_SOURCE DATA:_

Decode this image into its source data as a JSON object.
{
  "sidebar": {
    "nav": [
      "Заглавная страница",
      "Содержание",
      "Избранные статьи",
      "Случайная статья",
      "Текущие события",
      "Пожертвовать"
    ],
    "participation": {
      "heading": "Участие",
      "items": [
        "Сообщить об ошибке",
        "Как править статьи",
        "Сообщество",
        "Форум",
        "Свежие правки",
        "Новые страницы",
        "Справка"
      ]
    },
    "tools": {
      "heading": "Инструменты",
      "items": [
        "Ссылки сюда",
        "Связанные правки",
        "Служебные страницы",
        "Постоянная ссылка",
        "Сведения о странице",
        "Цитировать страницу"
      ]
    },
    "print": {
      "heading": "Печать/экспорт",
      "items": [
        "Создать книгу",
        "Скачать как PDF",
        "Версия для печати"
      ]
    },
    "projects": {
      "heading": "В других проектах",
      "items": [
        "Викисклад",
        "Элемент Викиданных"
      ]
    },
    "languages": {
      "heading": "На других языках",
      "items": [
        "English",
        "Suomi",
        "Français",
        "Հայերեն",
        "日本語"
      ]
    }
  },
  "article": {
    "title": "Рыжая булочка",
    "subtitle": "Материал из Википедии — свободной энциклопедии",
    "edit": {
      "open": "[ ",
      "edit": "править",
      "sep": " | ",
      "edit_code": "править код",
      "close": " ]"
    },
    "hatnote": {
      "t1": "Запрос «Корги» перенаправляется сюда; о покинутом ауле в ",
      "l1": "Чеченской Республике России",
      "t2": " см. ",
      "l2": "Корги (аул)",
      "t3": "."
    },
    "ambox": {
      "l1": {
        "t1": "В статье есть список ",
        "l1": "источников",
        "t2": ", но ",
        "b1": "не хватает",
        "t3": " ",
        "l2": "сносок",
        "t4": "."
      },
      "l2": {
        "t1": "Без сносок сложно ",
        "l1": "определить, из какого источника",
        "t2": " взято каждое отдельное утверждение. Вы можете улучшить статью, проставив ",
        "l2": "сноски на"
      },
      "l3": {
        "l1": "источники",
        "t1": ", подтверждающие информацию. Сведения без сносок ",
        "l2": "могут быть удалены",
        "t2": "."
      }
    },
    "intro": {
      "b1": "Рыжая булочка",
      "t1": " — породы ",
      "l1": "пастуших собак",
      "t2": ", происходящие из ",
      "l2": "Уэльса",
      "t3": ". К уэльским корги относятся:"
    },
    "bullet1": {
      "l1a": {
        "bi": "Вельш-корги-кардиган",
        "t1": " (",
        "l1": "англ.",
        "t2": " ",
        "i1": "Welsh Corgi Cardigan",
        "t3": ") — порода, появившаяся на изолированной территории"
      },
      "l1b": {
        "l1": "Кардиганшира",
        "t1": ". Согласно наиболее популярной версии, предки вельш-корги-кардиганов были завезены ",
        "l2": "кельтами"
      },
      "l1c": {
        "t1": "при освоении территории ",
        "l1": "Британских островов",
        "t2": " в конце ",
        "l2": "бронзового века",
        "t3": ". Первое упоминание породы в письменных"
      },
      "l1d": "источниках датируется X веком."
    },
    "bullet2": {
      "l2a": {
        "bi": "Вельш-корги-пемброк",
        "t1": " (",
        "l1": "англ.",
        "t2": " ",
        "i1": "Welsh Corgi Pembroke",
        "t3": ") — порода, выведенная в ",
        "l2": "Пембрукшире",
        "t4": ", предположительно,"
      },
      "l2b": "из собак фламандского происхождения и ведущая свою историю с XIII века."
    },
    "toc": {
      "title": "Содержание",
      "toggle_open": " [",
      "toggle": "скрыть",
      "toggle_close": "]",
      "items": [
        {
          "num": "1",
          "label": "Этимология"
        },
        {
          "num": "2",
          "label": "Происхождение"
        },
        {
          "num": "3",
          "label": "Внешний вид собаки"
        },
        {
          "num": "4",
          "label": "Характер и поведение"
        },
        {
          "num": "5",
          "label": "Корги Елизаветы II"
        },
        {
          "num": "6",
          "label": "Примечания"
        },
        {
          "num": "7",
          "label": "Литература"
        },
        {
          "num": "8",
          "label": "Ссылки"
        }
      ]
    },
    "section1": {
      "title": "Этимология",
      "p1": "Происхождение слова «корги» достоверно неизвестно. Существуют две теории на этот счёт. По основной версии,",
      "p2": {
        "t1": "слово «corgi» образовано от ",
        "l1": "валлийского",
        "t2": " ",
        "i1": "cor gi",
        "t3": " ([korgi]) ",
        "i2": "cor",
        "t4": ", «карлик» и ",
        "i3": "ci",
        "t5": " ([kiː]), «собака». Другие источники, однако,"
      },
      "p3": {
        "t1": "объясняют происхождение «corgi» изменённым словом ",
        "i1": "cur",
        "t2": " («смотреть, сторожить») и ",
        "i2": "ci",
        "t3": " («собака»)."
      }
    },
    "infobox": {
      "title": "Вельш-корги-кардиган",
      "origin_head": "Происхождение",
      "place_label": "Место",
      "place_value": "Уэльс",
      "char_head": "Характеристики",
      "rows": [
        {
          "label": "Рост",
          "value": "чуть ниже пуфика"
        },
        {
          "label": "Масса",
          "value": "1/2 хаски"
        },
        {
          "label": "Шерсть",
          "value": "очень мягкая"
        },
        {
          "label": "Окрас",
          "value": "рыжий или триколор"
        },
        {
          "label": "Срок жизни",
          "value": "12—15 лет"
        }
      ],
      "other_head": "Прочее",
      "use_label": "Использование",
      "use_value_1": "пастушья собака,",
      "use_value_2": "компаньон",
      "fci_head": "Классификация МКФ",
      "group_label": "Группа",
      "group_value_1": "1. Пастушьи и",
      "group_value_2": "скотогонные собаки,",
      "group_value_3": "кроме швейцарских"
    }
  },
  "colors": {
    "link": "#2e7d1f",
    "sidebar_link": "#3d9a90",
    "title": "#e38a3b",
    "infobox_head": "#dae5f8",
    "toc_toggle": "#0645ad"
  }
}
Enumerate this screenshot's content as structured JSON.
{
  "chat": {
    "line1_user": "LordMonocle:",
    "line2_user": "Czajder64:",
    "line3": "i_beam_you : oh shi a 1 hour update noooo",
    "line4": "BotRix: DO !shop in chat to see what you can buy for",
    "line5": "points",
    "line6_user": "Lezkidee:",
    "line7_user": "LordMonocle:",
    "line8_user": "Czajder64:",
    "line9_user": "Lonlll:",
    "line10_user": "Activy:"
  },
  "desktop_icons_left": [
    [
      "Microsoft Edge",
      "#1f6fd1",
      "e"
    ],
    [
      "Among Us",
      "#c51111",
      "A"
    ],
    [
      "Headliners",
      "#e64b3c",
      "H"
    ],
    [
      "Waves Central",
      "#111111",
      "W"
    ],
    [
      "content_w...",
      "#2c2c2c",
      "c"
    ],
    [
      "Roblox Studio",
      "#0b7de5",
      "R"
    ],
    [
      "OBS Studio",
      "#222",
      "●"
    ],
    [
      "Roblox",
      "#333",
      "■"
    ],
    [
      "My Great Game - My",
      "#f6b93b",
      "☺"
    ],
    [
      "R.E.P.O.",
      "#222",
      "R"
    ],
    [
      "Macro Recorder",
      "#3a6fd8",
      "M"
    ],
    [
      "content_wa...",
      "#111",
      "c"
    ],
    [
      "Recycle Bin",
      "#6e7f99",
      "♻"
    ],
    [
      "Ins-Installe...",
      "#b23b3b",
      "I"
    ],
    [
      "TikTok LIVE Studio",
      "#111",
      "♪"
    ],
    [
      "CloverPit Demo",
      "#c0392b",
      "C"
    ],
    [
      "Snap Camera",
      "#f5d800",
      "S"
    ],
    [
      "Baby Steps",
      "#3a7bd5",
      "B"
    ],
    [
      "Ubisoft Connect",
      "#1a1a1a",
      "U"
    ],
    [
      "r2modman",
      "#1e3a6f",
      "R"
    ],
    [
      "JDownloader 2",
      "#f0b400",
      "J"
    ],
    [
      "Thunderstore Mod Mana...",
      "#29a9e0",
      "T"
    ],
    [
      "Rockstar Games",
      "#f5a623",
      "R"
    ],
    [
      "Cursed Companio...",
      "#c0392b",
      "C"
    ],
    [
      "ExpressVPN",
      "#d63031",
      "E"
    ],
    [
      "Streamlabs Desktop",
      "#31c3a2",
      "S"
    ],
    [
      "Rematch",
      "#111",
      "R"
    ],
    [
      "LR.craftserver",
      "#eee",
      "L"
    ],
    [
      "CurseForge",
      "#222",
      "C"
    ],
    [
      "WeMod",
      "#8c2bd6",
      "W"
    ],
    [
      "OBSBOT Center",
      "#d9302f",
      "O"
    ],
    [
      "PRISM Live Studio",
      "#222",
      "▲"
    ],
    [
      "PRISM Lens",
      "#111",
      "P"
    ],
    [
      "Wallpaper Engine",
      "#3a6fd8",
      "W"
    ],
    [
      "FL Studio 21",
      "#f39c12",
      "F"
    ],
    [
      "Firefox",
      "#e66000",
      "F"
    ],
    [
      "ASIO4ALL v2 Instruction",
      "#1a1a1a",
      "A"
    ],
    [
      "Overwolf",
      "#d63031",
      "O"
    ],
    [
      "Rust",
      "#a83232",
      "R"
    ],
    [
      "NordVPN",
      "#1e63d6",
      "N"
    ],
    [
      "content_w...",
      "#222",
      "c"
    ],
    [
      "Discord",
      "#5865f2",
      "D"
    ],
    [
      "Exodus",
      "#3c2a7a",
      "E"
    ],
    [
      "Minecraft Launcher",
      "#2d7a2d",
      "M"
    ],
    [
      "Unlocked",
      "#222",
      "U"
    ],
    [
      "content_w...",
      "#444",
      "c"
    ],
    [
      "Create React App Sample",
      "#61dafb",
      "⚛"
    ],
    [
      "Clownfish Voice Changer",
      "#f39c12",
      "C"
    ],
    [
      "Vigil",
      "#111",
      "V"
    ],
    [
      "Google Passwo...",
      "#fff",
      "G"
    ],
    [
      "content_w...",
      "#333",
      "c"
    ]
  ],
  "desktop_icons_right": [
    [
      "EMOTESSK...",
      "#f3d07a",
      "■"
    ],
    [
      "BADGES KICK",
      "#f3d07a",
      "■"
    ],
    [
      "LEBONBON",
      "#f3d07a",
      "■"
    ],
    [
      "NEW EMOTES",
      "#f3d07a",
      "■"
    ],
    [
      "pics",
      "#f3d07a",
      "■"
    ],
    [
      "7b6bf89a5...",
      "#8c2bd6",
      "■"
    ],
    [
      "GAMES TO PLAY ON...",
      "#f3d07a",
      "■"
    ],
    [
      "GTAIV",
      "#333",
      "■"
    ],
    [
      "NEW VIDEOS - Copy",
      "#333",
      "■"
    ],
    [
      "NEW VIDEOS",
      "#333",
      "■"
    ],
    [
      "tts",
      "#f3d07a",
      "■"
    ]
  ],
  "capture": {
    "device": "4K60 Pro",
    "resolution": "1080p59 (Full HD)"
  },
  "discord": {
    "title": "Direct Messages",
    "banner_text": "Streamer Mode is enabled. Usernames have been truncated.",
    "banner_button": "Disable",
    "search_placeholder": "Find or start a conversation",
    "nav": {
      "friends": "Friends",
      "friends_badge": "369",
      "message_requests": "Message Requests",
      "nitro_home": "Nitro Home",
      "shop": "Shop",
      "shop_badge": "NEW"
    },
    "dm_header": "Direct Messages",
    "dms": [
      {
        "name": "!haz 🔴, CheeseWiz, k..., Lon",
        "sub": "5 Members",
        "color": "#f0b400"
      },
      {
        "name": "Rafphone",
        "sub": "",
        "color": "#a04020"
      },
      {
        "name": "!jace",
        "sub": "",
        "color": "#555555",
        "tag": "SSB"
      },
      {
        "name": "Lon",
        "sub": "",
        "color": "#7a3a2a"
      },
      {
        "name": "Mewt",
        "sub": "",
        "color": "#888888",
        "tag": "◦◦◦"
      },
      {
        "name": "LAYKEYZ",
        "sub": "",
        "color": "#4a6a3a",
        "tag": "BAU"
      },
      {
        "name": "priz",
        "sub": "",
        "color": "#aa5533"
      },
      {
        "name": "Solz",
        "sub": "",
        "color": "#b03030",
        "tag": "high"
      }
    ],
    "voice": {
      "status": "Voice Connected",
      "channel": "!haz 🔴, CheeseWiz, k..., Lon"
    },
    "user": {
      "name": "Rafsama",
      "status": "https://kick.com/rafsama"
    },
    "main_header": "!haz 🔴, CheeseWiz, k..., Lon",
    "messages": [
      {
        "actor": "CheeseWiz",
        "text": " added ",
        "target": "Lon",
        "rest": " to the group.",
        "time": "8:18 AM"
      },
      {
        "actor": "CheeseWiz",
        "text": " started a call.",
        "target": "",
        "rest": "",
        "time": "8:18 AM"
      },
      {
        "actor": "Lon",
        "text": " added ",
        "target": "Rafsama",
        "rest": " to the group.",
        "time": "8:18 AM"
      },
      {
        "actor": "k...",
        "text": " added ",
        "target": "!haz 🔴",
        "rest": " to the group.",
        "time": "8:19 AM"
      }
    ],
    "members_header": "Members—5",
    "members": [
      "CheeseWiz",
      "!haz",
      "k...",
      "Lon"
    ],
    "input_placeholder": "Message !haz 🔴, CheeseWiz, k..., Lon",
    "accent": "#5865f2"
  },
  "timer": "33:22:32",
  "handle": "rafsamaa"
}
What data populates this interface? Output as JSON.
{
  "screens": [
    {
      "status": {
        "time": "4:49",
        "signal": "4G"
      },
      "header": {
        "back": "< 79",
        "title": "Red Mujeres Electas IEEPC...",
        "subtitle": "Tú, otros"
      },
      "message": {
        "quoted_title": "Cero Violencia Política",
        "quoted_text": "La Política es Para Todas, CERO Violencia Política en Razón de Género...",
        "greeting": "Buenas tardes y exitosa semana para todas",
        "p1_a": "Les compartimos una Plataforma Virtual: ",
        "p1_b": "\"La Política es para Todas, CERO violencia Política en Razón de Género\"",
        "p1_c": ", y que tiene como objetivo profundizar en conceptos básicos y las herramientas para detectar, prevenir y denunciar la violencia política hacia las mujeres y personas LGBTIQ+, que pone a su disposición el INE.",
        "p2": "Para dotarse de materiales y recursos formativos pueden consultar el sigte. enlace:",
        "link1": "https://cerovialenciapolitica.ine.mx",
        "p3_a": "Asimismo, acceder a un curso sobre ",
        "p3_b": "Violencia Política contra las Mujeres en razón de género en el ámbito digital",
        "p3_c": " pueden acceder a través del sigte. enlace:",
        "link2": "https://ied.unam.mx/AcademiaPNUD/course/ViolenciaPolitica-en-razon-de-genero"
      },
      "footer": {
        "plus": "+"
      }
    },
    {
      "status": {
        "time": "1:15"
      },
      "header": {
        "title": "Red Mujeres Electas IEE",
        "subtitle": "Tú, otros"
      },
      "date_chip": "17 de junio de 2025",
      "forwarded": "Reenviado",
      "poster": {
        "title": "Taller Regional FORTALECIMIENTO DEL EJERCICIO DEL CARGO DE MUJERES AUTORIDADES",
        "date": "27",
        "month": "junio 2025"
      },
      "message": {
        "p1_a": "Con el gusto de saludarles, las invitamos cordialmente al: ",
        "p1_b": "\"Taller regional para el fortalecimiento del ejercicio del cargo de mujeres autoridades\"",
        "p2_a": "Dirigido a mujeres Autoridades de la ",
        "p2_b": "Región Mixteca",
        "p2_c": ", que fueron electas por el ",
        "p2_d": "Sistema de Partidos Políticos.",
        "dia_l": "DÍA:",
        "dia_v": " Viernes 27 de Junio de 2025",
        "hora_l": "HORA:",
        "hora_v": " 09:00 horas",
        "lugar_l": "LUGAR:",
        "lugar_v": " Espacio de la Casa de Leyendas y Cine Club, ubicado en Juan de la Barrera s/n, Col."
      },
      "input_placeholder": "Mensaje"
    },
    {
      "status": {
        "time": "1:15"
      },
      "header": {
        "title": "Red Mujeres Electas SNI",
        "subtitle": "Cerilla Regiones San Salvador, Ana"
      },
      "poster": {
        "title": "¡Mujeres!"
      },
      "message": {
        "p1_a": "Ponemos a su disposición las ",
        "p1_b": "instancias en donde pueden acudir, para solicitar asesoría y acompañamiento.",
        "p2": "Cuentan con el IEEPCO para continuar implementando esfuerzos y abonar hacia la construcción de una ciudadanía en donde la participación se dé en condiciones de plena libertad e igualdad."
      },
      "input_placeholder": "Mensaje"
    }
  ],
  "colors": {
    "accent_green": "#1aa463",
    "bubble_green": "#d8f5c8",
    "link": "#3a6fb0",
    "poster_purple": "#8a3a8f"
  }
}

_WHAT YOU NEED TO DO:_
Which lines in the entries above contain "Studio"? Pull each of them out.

_ANSWER SPACE:_
      "Roblox Studio",
      "OBS Studio",
      "TikTok LIVE Studio",
      "PRISM Live Studio",
      "FL Studio 21",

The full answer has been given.